Australia and the Future of Nuclear Deterrence - The Centre for Independent Studies
Donate today!
Your support will help build a better future.
Your Donation at WorkDonate Now

Australia and the Future of Nuclear Deterrence

Nuclear weapons, because of their enormous destructive power, represent survival interests of states. Australia decided long ago that our best option was to rely on the United States for our nuclear security, rather than developing our own nuclear weapons. But our security environment has changed dramatically with the end of the Cold War. In future, we may continue to think that reliance on US ‘extended deterrence’ is the best choice for us. Still, we live in an uncertain world, and must avoid having our uranium enrichment options permanently closed off.

Currently, strategic developments in North Asia are being driven by North Korea’s dangerous missile and nuclear brinkmanship, as well as by the rapid pace of China’s force modernisation. It is an open question how long Japan and South Korea will be willing to remain dependent on American nuclear protection.

Japan, the only non-nuclear great power in North Asia, would be by far the most consequential proliferator. Moreover, Japan is feeling more insecure now than it did during the Cold War. That’s because American and Japanese interests, while still congruent, are not as congruent as they once were, especially in relation to China. Moreover, the Nuclear Nonproliferation ‘regime’ is unwinding, as the so-called international community is unable to prevent North Korea and Iran from flouting their obligations under the Treaty.

The US is hoping that Japan will remain content to rely for its nuclear security on the US ‘nuclear umbrella’ and the promise inherent in missile defence. But while pacifism and anti-militarism remain strong in Japan, we cannot afford to assume that Japan will remain content to rely on the US. Indeed, it is uncertain whether extended deterrence can work in a multi-threat security environment very different from that of the Cold War. And if one country decides it needs its own nuclear weapons, the ‘logic of deterrence’ is such that at least one other country is likely to respond in similar fashion.

Thus a faster pace of nuclear proliferation is now likely in North Asia, with potential repercussions from the China-Korea-Japan nexus on the India-Indonesia-Australia security subset. Indonesia, by far the most significant of the Southeast Asian states, cannot look to a nuclear great power for protection, as Australia is able to do. It is not unthinkable that Indonesia, faced with a ‘rising’ China and a ‘rising’ India, both expanding their nuclear arsenals and maritime capabilities, might come to think it needed nuclear weapons. So in future, nuclear threats could come to us from or through Indonesia, even though their roots would lie in the distant balance of power among the US, China and Japan.

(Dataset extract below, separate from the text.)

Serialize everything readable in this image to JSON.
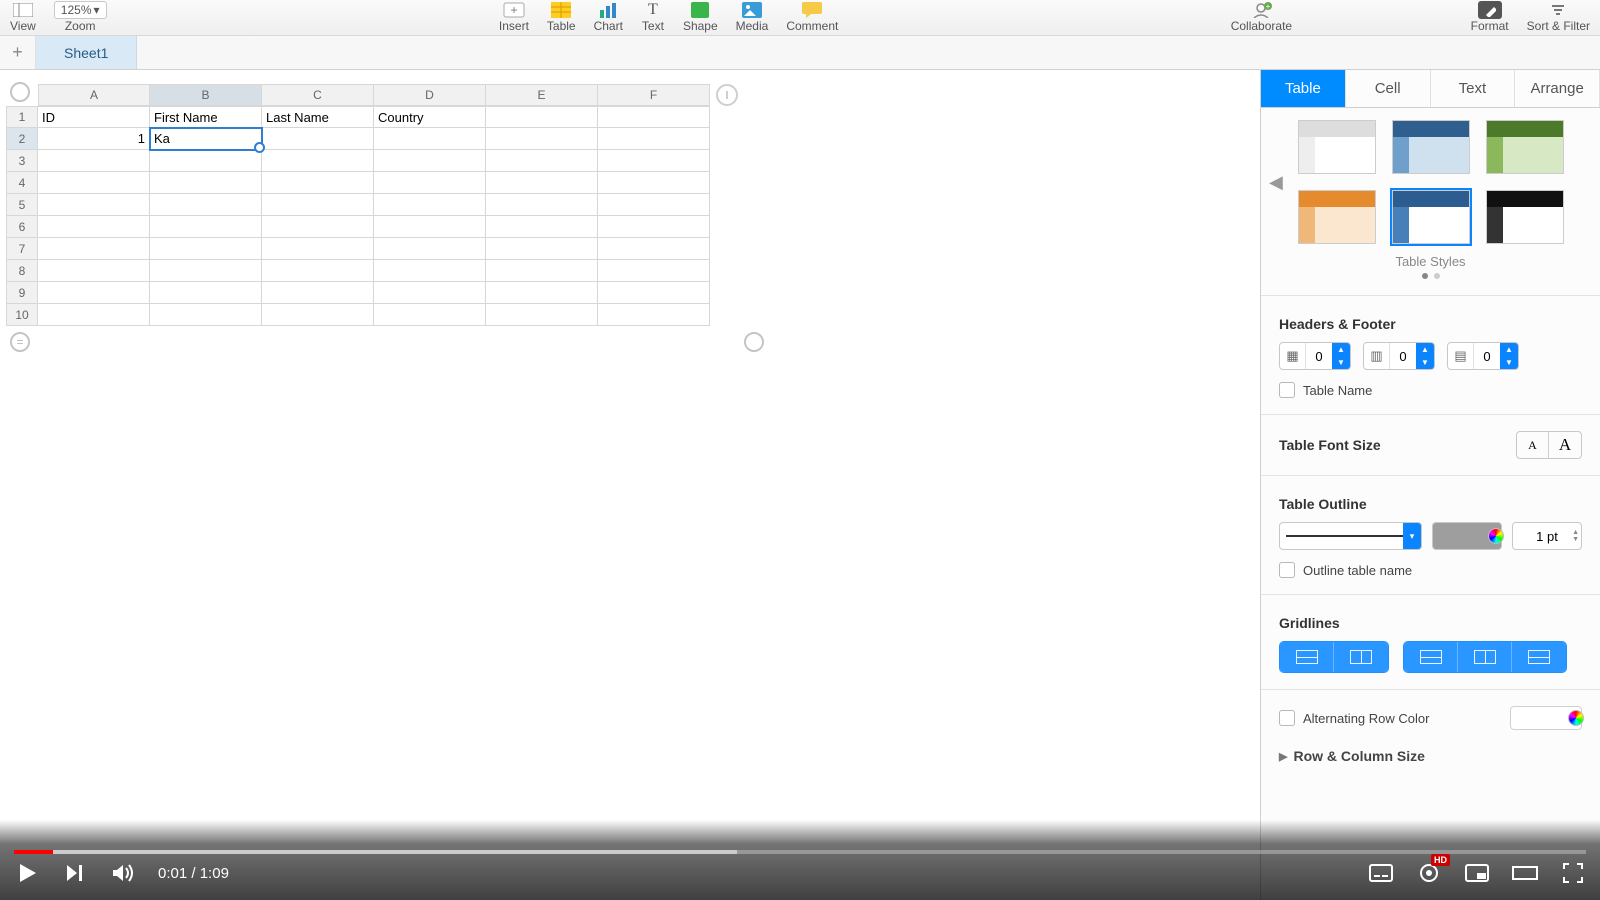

If more countries in our region decided they needed nuclear weapons for their security, Australia would need to decide what is in its own best interests. Differences of strategic geography, not American perfidy or obtuseness, have meant that the US and Australia have not always seen eye-to-eye when it comes to Indonesia. The US is a global power with global security interests, and will always see us through that prism. We cannot be sure that we could rely on the US for extended deterrence if we ever came into serious conflict, in particular with Indonesia. Australia is important to the US, but so is Indonesia.

Moreover, America has a political system in which strategic policy can be subjected to the vagaries of domestic politics in ways that leave its friends and allies in the lurch.

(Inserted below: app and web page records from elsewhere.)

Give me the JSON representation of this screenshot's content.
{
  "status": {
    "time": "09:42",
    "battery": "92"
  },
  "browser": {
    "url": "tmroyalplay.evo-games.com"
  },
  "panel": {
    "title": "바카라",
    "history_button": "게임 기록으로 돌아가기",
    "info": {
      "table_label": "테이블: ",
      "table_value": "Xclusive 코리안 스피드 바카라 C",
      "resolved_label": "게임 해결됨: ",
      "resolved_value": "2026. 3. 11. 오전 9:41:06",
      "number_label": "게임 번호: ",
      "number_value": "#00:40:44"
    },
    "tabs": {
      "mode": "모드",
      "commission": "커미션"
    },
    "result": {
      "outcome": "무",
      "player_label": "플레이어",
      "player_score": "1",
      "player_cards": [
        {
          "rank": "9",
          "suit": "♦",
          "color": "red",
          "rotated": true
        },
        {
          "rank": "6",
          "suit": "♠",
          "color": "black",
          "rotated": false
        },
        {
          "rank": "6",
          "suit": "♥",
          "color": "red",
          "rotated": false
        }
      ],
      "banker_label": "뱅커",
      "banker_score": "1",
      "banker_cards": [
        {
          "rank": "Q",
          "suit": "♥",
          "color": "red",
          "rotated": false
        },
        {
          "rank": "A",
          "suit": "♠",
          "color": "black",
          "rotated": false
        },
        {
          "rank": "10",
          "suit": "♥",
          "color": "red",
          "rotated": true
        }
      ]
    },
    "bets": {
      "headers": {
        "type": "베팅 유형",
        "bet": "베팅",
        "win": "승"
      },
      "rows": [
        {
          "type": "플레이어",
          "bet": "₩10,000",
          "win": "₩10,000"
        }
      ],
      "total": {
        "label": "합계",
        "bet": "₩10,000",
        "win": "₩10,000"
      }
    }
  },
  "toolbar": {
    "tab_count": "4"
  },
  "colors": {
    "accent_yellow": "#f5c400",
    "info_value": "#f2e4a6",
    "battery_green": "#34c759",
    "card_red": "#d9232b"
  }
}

The issue of whether uranium enrichment in Australia would be economically viable is subject to debate. But strategists, by definition a somewhat gloomy lot, always ask themselves the ‘what if ’ questions. In particular, when it comes to survival interests such as nuclear security, strategists ask what might go wrong in a self-help world without a common government or enforceable rules. That’s why we need to keep the uranium enrichment option open.

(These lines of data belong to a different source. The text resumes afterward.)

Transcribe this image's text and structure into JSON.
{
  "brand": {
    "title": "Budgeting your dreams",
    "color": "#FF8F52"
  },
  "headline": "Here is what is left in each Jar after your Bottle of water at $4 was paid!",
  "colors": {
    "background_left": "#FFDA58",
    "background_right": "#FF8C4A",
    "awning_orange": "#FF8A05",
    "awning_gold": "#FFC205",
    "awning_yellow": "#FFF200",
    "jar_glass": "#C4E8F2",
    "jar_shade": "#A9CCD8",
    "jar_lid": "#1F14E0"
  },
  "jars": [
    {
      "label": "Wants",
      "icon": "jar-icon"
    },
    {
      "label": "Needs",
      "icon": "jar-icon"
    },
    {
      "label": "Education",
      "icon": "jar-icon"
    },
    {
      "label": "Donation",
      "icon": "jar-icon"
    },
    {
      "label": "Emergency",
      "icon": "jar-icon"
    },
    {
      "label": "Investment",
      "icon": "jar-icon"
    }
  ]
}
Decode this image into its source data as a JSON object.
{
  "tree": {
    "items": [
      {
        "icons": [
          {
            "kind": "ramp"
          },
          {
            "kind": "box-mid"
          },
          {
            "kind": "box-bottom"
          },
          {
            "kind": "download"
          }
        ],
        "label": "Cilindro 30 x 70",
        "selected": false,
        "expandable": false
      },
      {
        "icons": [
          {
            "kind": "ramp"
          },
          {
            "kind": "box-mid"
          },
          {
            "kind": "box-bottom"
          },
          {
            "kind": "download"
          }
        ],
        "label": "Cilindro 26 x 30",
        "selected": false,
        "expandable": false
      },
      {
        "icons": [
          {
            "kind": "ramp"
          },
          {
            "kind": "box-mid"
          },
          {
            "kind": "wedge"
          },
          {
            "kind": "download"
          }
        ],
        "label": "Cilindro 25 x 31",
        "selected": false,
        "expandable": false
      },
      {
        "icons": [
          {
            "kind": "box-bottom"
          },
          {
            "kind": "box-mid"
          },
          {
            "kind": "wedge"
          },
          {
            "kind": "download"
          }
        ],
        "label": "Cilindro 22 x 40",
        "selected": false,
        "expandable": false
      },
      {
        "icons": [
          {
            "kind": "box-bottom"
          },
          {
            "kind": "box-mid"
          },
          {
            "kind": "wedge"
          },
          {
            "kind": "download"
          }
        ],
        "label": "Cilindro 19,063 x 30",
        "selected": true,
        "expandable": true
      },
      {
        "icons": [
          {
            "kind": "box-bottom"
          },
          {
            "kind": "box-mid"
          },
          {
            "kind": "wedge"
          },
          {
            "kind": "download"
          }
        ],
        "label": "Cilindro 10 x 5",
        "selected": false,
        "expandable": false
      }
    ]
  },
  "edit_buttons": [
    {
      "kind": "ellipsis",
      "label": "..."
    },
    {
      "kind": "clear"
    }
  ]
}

Robyn Lim is professor of international relations at Nanzan University, Japan, and Visiting Fellow at The Centre for Independent Studies. From 1988 to 1994 she worked at the Office of National Assessments in Canberra, where her last job was as acting head of intelligence. She is the author of The Geopolitics of East Asia: The Search for Equilibrium (2003).